Geordie, with some 8 years’ regular service behind him, joined The 4th Queen’s Own Hussars in November 1941, whilst they were at Mena Camp near the Pyramids, as a Sergeant in ‘C’ Squadron.
His Troop Leader, John Downes, who had joined shortly afterwards, was, in his own words, ‘very much under command’, until he had been trained by Geordie.
On a trip up the desert to engage the enemy, the troop was badly cut up, and Geordie was captured.
His Troop Leader on rejoining the Squadron 3 weeks after the engagement, was utterly amazed to find Geordie there with a smile of enormous size. His explanation as to why he was not still ‘In the Bag’ was that he didn’t like the food much, so during the night he had walked out due East until reaching the British front line.
Geordie won the Distinguished Conduct Medal at Alam Halfa and took part in the pursuit from Alamein to beyond Tobruk.
He was promoted to Squadron Sergeant Major ‘C’ Squadron in May 1943.
As SSM ‘C’ Squadron during the war in Italy, he was a tower of strength. Always smiling and cheerful, no matter how beastly the conditions, he was a terrific morale raiser, most notably in leaguer at night when the squadron would assemble for replenishment and maintenance after the day’s operations.
His absolute fearlessness, coupled with a combination of encouragement and joking, was a major factor in supporting the young soldiers.
He was also renowned for the superb remark made to the Commanding Officer, having been discovered by the Military Police (so the story goes) in an Out of Bounds area of Cairo with only his boots on. When his explanation was demanded by the CO — he replied that he must have lost his way in the blackout.
After the war, he again showed his skill and courage with horses and was always a loyal and immensely popular member of the Sergeants’ Mess. One of his great qualities was his ability to get on well with all ranks — from General to Trooper. All liked him, all respected him. He was one in a million.

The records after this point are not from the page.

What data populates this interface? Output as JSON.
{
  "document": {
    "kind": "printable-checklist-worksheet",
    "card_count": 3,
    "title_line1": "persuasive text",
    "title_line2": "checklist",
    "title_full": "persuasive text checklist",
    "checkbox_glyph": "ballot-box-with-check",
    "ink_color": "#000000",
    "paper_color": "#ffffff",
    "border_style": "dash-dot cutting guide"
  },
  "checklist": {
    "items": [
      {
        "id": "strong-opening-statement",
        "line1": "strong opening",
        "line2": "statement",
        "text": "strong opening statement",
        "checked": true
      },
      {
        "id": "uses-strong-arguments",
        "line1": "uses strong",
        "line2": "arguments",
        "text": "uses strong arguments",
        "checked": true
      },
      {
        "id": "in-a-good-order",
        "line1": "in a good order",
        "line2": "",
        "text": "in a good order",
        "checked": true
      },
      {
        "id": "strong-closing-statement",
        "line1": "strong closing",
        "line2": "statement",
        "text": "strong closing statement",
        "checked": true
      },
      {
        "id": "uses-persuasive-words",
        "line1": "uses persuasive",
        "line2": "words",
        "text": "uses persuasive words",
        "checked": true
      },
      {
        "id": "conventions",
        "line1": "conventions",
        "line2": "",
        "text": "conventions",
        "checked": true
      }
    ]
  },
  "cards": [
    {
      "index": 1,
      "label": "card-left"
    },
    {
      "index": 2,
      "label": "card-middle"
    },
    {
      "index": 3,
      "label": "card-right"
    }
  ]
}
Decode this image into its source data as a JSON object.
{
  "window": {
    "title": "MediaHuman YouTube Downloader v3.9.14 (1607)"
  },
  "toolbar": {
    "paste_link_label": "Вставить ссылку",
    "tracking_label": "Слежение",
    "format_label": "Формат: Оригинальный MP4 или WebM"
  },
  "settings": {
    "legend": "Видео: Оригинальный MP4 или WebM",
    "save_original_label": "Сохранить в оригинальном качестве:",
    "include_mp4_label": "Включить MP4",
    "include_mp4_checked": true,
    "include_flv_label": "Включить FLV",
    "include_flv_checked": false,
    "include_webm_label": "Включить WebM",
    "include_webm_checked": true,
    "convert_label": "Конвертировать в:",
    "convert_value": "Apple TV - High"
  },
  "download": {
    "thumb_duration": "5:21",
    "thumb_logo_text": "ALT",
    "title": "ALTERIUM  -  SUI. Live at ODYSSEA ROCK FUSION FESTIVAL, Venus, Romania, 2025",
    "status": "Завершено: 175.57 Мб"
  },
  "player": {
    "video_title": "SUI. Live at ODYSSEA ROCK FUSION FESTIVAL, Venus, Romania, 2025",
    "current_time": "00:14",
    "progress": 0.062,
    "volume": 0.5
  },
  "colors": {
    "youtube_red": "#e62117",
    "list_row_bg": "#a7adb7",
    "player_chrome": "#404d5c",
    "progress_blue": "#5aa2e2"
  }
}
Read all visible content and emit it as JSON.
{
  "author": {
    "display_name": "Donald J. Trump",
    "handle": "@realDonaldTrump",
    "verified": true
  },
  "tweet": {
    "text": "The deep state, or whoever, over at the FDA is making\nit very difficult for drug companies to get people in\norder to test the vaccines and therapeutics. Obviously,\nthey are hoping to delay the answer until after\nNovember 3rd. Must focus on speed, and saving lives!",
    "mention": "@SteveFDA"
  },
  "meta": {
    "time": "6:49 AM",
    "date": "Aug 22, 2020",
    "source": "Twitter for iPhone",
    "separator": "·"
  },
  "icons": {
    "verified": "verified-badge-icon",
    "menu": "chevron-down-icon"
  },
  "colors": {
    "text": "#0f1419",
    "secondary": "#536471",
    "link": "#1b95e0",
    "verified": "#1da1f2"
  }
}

Being a brilliant horseman he was instrumental in Austria in selecting good Cossack horses and building up a nucleus that served the Regiment well in the equitation field.
He served with the Regiment in Malaya and for the second time was Mentioned in Despatches.
He spent a couple of years with the Shropshire Yeomanry from 1952-1954, returning to become Squadron Sergeant Major of ‘B’ Squadron where his Troop Leader of 1941 was shortly to become the Squadron Leader.
In 1956 he returned to the Shropshire Yeomanry as Regimental Sergeant Major, his Squadron Leader following him as Second in Command and Training Major.
He retired in 1957 and became a Yeoman Warder in the Tower of London.
RSM Hoyle, D.C.M., was one of what has been described by a 4th Hussar Commanding Officer’ who also knew him well, as ‘that true aristocracy of men, the senior NCOs, whose constant and selfless loyalty to the Regiment can never have been surpassed’.